━━━ INPUT DATA
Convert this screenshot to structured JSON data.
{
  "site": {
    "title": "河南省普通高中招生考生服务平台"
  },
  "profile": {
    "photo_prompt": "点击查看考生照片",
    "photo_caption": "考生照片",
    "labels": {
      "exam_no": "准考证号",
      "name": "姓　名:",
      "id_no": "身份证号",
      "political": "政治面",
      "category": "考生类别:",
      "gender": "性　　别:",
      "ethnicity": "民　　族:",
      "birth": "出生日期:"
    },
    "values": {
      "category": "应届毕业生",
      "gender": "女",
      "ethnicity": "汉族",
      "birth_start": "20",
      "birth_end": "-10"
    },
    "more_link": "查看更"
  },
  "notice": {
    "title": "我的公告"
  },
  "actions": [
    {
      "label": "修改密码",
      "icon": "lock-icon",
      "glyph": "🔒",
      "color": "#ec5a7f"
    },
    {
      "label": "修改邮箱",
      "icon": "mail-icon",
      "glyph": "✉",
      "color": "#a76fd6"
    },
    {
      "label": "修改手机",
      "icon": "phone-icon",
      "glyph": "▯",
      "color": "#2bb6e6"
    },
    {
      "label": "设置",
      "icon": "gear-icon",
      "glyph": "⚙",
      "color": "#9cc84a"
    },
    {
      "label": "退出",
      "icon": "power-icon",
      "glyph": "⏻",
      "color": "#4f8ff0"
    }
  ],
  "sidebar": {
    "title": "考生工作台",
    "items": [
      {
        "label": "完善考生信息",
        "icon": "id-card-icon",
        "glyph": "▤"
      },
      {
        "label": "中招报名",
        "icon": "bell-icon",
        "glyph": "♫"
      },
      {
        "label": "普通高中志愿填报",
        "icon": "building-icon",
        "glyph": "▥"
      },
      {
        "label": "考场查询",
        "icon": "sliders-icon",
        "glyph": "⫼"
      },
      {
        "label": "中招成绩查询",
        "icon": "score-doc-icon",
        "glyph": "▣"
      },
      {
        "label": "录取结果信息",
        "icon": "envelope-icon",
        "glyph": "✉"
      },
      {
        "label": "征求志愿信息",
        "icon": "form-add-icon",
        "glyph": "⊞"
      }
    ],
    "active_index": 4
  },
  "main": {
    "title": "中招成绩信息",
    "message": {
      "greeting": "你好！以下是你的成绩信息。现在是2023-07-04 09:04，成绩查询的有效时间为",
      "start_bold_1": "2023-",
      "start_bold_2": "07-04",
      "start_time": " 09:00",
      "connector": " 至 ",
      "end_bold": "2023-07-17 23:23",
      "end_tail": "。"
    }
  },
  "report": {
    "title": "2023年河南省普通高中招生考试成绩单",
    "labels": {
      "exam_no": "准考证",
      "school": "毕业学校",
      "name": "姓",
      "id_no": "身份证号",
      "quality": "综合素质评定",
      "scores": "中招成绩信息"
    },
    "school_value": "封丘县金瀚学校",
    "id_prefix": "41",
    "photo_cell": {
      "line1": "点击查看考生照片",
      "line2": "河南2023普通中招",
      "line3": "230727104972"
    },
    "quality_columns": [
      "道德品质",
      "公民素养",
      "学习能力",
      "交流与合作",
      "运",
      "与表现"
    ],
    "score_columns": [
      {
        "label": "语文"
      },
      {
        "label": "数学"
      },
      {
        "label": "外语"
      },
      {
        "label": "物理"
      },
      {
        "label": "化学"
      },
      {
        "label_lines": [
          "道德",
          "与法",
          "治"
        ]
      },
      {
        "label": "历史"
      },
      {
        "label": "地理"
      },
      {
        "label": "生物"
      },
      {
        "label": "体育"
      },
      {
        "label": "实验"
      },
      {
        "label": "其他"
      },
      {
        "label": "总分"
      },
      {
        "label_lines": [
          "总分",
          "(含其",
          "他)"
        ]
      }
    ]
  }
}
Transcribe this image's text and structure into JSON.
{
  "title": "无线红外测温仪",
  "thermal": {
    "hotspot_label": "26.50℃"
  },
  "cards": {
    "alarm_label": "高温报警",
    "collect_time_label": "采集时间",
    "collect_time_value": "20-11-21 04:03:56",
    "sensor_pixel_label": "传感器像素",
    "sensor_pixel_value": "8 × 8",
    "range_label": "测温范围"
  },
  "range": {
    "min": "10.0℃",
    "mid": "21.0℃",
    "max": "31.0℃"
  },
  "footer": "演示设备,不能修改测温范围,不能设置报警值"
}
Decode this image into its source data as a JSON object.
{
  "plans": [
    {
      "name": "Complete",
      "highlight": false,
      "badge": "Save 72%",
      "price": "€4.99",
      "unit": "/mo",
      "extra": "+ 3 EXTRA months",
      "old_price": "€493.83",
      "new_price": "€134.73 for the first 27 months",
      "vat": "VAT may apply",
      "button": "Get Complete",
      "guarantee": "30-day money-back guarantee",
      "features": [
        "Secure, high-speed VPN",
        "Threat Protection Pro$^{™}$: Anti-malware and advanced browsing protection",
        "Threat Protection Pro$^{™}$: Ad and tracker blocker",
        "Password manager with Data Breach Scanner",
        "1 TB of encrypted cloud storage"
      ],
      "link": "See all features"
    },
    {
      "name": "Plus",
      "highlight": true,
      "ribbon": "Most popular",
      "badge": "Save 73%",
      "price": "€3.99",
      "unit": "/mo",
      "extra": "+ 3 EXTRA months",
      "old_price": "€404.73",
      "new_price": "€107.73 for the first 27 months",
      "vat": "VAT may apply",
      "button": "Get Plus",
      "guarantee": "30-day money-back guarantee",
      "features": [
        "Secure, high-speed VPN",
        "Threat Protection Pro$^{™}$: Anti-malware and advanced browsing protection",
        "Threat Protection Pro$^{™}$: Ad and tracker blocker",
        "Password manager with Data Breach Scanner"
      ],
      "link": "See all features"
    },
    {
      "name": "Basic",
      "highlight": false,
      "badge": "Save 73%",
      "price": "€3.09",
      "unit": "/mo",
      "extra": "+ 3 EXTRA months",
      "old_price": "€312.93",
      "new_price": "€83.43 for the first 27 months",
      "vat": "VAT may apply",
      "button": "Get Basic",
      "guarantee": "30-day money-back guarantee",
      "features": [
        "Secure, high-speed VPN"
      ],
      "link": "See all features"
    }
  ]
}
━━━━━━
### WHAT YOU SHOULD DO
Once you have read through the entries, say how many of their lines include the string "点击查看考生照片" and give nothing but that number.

### YOUR SOLUTION
2